The report stated that Hess admitted to defrauding at least a dozen families using her human body parts business, Donor Services. She ran Donor Services out of the same building as her Montrose, Colorado, funeral home and sold the family members’ body parts without permission, according to Reuters.

Prosecutors said Hess charged the deceased’s family up to $1,000 to cremate their family members without ever completing the service, the report stated. (RELATED: REPORT: Couple Sues Boston Hospital For Allegedly Misplacing Remains Of Lost Infant)
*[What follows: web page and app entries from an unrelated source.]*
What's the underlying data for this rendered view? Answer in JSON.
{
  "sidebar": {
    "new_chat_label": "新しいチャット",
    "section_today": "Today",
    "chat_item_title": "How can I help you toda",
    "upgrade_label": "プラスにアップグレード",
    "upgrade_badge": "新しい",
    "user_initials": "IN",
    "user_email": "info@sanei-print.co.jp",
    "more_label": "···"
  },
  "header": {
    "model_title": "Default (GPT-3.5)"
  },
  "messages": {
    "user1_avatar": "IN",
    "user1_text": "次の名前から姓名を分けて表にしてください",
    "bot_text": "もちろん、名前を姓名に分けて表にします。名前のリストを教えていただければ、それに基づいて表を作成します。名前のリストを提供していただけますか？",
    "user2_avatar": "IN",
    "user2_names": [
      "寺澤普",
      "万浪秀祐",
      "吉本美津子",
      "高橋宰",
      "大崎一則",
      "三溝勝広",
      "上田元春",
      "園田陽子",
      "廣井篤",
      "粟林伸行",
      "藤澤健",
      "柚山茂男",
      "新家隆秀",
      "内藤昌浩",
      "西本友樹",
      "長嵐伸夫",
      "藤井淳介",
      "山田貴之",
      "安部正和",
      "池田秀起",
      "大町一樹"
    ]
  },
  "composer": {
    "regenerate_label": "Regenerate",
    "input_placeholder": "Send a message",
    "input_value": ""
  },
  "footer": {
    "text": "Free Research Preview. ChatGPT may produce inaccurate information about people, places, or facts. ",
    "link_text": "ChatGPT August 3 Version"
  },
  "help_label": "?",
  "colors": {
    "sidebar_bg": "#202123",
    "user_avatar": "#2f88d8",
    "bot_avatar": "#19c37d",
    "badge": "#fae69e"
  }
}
Court records show that Hess, through Donor Services, harvested arms, legs, heads, and even spinal cords and sold them for surgical training and purposes, Reuters reported.

Instead of the cremated remains of their family members, many relatives were given ashes from common bins mixed with the ashes of different cadavers, with one family receiving a container filled with concrete mix, the report stated.

“Meeting with hospice on the 4th … opening the floodgates of donors,” Hess wrote to a potential body-part buyer in 2014, according to the outlet. “They have four or five deaths a day. Get ready!!!! … How about a deal on full embalmed spines … $950?”

Hess’s mother, Shirley Koch, has also been charged in connection with the scheme to sell human body parts without permission and plans to change her plea to “guilty” at her July 12 hearing, according to the Denver Post.

A former employee of Hess’, Kari Escher, told Reuters in 2018 that she witnessed Koch remove the gold fillings of the deceased’s teeth and use the money to pay for a trip to Disneyland.

Hess is scheduled for sentencing in January 2023, with the prosecution recommending the former Colorado funeral home owner receive 12 to 15 years in prison for her crime, the outlet reported.